Alex Nowbar reviews the latest research from the top medical journals.
China’s Fangcang shelter hospitals
Only a month ago, pop-ups were hipster cafes. Now the only pop-ups anyone is interested in is the hospital variety. As a field hospital, Nightingale Hospital in London serves a very different set of functions to the Fangcang shelter hospitals that were rapidly erected in China in response to covid-19. Chen et al’s letter presents the key features of these shelter hospitals developed in Wuhan: (1) one to two days to build, (2) thousands of beds, (3) low cost achieved through low staff to patient ratios. They were intended for isolation of people with mild to moderate covid-19 from their families and communities, while providing medical care, disease monitoring, food, shelter, and social activities. When pre-existing hospitals filled up in Wuhan, these people were the ones who were not severe enough to warrant a hospital bed but also needed not to return to their communities yet. Can this model be widely implemented in the UK? I hope so, because, until then, people with symptoms have to isolate at home, and woe betide their family members.
Lots in Los Angeles
Mild flu-like symptoms are the talk of the town these days (read: globe). Does everyone with mild flu-like symptoms have the SARS-CoV-2 virus? Without gigantic upscaling of testing, we cannot know and, therefore, cannot optimise transmission reduction.

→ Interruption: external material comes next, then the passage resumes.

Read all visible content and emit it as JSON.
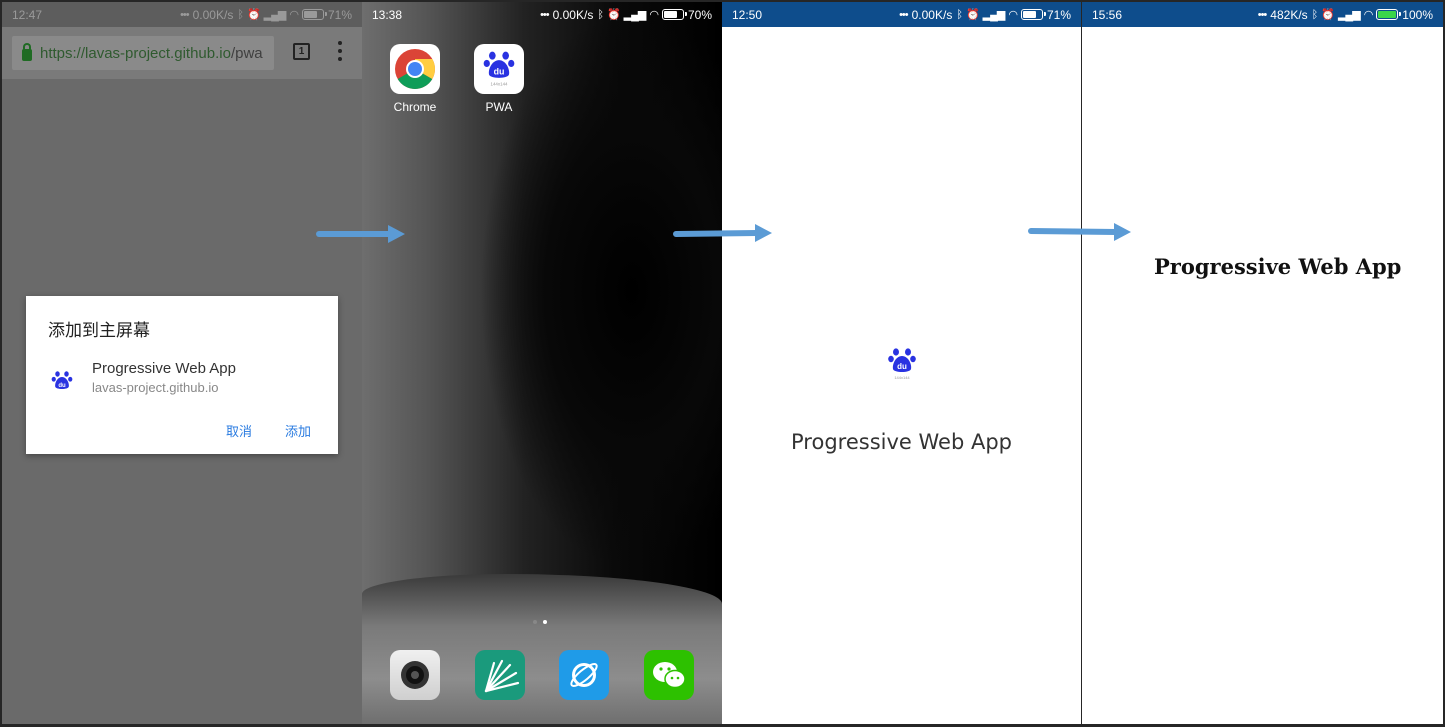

Various approaches have been taken to answer this question. A large US hospital, LA County and USC Medical Center, attempted to estimate community prevalence by testing everyone who presented to them with a mild flu-like illness between 12-13 March and 15-16 March as a sample. This 131 person dataset did not include people with severe respiratory presentations or those with risk factors for the virus because the idea was to represent the people who are quietly wondering if they could be part of the spread. Seven people (5%) were positive for SARS-CoV-2. The authors describe this as “concerning.” I agree, but I’m worried it is an underestimate. It would be useful to do sampling across more environments and regions to try and estimate the true prevalence.

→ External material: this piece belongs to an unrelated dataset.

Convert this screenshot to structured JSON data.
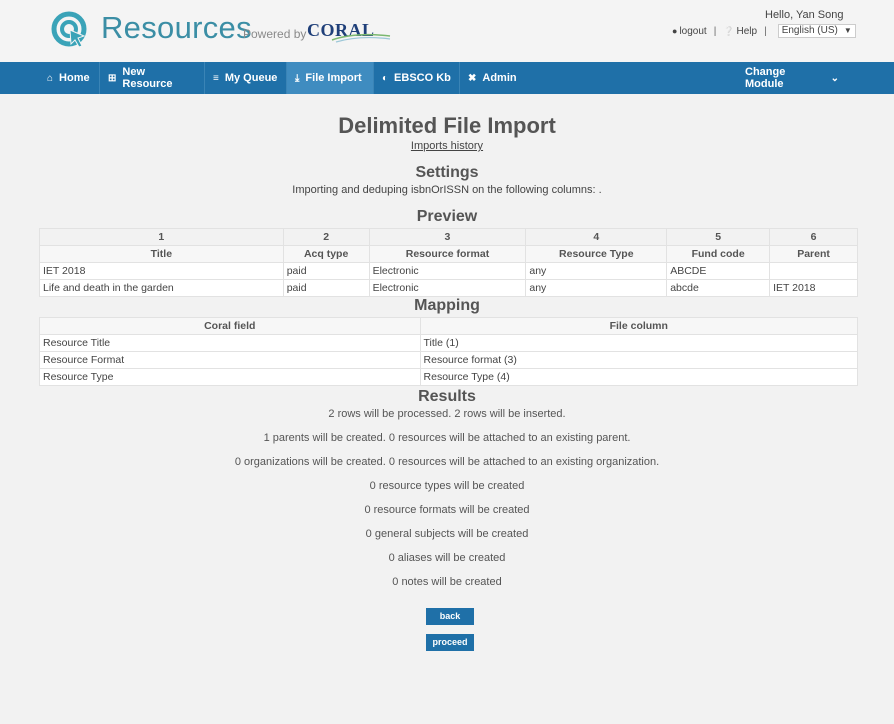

Annals of Internal Medicine
SARS-CoV2 testing of different body sites
I’m impressed that data relevant to the pandemic is being published quickly and clearly but it is a shame so much of it is small and observational. This Chinese dataset looks at 22 people admitted to hospital with a diagnosis of COVID-19 who had gone on to test negative (on real-time PCR) for the virus on a pharyngeal sample and had had sputum or faecal samples taken at any point that were positive. The researchers then extensively tested these people by taking samples from different body sites. The aim was to investigate positivity of the test in samples from different body sites once the pharyngeal sample had converted from positive to negative because this could have implications for subsequent isolation. They found that sputum remained positive up to 39 days after the negative pharyngeal samples while faeces stayed positive up to 13 days later. This suggests that pharyngeal sample negativity in insufficient to determine whether isolation needs to continue. This is critical to containment planning, if indeed there are any, because some parts of the world appear to just be winging it. However, this is not a test of how infectious the individuals were in practice so we can’t jump and say we have to be isolating people for a lot longer than we are now. However, it is not a pleasant thought that people still exude virus weeks after they recover.
A case series from Seattle
Oh to be pre-outbreak. Those were the days. Seattle was on the brink of its outbreak in March 2020. Bhatraju et al report the course of 24 patients treated across 9 hospitals in the Seattle area. They all had hypoxaemic respiratory failure and none had had known exposure to a returning traveller (something we don’t talk about anymore since the disease flooded into every corner of the globe). As previously reported for COVID-19, cough and shortness of breath were common. Lymphopenia was present in 75% of them. Interestingly, only 50% had fever on admission. Does this represent that temperature goes up and down over the course of the illness, that fever is a feature that develops earlier or later in the course or simply that fever is not always a feature? 12 of them died. These statistics are gloomy sounding but it is important to remember that most disease is much milder. The gloomiest thing is that we don’t have evidence for any prognosis-altering therapy yet.
Vaginal delivery in mother with COVID-19
Covid-19 case reports are receiving a lot more attention that case reports usually would. While this is a natural human tendency, these elegant anecdotes have huge power to mislead. In this letter, a woman was admitted with Covid-19 symptoms 39 weeks into her pregnancy. A day later she went into labour, then the test back back confirming her Covid-19 diagnosis, then she had an uncomplicated vaginal delivery. She breast fed and she and her baby went home well 6 days after delivery. Telephone follow-up did not identify any signs of neonatal infection.
We can’t draw conclusions about the risks of vertical Covid-19 transmission with vaginal delivery nor safety of breast feedings from this one case. The key element of interest in this report isn’t so much what happened to mother and baby (because this was happily uneventful) but more the approach taken to prevent staff infection i.e. minimising contact and using PPE. This is fundamental as infected staff could go on to put many other patients at risk.
Alex Nowbar is a clinical research fellow at Imperial College London
Competing interests: None declared